═════ INPUT DATA ═════

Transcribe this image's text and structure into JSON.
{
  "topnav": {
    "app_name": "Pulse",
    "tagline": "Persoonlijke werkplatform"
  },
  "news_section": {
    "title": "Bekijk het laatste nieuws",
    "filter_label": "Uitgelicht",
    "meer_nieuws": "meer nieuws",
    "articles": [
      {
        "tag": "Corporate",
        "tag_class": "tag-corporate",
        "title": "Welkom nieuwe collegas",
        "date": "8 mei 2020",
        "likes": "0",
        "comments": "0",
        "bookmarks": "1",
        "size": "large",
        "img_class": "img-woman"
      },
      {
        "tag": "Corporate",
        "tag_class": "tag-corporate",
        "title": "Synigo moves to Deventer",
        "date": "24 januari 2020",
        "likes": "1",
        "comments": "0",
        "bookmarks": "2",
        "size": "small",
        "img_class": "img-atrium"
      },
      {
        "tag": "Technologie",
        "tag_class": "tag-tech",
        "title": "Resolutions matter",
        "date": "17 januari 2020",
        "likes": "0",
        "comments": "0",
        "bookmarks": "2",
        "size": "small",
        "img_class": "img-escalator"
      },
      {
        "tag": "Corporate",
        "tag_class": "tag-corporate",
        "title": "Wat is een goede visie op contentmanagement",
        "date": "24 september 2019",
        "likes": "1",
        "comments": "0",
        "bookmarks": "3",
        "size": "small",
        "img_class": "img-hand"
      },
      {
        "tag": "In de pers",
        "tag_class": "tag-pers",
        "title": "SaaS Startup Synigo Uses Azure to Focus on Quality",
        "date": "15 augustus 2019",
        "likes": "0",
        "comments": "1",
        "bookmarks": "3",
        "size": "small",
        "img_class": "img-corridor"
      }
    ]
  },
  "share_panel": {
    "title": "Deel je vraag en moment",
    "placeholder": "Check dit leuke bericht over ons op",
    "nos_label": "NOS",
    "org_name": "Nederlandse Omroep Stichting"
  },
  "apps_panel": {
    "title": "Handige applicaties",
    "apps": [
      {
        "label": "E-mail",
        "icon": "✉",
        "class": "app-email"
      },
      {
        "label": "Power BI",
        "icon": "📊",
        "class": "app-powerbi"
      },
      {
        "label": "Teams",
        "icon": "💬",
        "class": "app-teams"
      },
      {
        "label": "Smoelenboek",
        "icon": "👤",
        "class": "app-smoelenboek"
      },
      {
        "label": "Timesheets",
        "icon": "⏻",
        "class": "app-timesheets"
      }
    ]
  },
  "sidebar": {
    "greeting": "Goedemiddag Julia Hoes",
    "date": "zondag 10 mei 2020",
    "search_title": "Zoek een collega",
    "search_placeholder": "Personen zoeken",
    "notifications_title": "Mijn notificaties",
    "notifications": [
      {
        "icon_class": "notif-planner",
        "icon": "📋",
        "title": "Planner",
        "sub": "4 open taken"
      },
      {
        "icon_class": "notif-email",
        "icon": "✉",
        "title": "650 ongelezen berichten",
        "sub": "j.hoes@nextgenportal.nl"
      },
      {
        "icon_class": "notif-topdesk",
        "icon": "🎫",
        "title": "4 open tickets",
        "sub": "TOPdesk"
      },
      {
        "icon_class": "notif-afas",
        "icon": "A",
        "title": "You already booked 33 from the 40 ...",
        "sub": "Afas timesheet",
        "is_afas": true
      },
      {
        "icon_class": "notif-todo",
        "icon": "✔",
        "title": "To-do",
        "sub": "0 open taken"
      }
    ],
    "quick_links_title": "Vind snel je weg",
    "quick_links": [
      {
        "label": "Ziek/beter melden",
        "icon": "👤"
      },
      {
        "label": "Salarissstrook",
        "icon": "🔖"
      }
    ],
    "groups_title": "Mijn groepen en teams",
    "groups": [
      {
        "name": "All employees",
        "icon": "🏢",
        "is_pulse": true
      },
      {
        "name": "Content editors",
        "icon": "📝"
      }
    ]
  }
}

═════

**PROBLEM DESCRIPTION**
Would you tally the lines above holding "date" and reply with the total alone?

**ANSWER FOR THE TASK**
6